The bill also focuses on increasing client safety by increasing the number of supervised hours required in direct patient care, requiring supervisors to go through specific training to improve the supervisory process and requiring background checks for therapists.

International licenses

HB58 – Licensing Amendments, also by Rep. Maloy and Sen. Bramble, make it easier for people who have been licensed in another country to become licensed in Utah. The new law broadens the DOPL’s discretion to accept substantially similar education or experience in satisfaction of standard licensing requirements, permits the DOPL to issue a limited supervised training permit to an applicant seeking licensure by endorsement under certain circumstances and establishes a licensure-by-endorsement process.


The Utah legislature reduced the income tax rate from 4.65 percent to 4.55 percent via SB69 – Income Tax Amendments. The bill was run by Sen. Chris Wilson and Rep. Kay Christofferson with multiple co-sponsors. This marks the fourth year in a row that the Utah legislature has cut taxes.

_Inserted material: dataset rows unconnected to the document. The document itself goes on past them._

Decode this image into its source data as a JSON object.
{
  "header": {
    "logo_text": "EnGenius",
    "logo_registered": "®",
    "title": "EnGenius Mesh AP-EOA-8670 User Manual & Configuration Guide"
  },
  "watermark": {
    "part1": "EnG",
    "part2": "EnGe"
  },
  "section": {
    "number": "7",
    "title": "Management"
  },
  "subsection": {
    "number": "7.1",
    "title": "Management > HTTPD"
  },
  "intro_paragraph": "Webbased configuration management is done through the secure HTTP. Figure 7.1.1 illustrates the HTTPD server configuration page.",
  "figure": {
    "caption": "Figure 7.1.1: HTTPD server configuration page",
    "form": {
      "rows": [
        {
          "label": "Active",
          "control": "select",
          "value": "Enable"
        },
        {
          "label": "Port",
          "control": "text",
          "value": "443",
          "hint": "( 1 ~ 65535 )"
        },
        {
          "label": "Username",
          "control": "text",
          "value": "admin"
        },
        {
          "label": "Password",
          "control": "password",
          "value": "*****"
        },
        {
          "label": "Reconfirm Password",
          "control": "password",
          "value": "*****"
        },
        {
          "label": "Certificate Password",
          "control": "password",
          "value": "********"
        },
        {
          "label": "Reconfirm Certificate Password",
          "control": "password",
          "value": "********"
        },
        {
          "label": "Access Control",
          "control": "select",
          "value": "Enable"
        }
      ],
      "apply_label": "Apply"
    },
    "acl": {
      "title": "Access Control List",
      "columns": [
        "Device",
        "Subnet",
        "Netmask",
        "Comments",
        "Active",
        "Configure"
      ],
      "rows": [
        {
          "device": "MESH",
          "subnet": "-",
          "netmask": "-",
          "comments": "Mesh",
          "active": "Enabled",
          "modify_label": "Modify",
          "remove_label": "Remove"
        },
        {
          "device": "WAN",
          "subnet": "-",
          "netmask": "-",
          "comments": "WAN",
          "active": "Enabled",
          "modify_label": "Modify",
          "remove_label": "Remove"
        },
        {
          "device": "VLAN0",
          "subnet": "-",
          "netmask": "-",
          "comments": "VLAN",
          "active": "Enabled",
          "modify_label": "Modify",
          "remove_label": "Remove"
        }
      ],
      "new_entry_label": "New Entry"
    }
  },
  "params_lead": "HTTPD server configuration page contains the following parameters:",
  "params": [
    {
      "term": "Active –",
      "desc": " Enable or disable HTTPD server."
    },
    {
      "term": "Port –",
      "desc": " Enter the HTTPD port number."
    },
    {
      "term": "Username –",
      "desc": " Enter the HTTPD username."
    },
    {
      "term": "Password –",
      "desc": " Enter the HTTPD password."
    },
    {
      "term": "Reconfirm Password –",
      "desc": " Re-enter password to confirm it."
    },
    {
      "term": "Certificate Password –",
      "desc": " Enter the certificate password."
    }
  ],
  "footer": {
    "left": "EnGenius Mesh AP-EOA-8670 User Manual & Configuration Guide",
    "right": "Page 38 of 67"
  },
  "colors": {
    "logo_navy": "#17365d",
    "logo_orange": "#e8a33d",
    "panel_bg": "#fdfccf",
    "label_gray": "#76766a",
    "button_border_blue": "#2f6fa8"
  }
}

The child tax credit for families with young children was expanded to include children from age one up to age four. This nonrefundable tax credit of $1,000 per child begins to phase out as family incomes rise.

Two big bills that could raise taxes also passed the legislature: HB562 – Utah Fairpark Area Investment and Restoration District, or the “Major League Baseball” (MLB) bill, and SB272 – Capital City Revitalization Zone, or the “National Hockey League” bill. 

The MLB bill sets aside funds for a state-owned stadium on the west side of I-15. Funding for the stadium would come from increasing car rental taxes by 1.5 percent but is also contingent upon Utah actually getting a stadium. It also allows the newly created Fairpark District to levy a municipal energy sales and use tax, a telecommunications license tax, and an “accommodations” tax, as long as the accommodations are within the district. Supporters say this bill is not just about a stadium; it’s about investment in Salt Lake City’s west side. This bill had broad support.

The NHL bill establishes a “reinvestment” district in the nine-block radius surrounding the Delta Center. This new district and potential stadium will be funded by increasing the sales tax by 0.5 percent in Salt Lake City, which would push the sales tax rate to 8.25 percent. The final decision to raise taxes will be made by municipal leaders. Salt Lake City Mayor Erin Mendenhall told a legislative committee this new law will be “transformative.”

Other bills of interest

HB75 broadens parental leave for state employees and now includes foster parents. The bill also allows for parental leave to be used for postpartum recovery at any time after 20 weeks of gestation.

HB192 instructs local education agencies to come up with paid parental leave policies that cover biological and adoptive parents and that are not more restrictive than the parental leave available to state employees.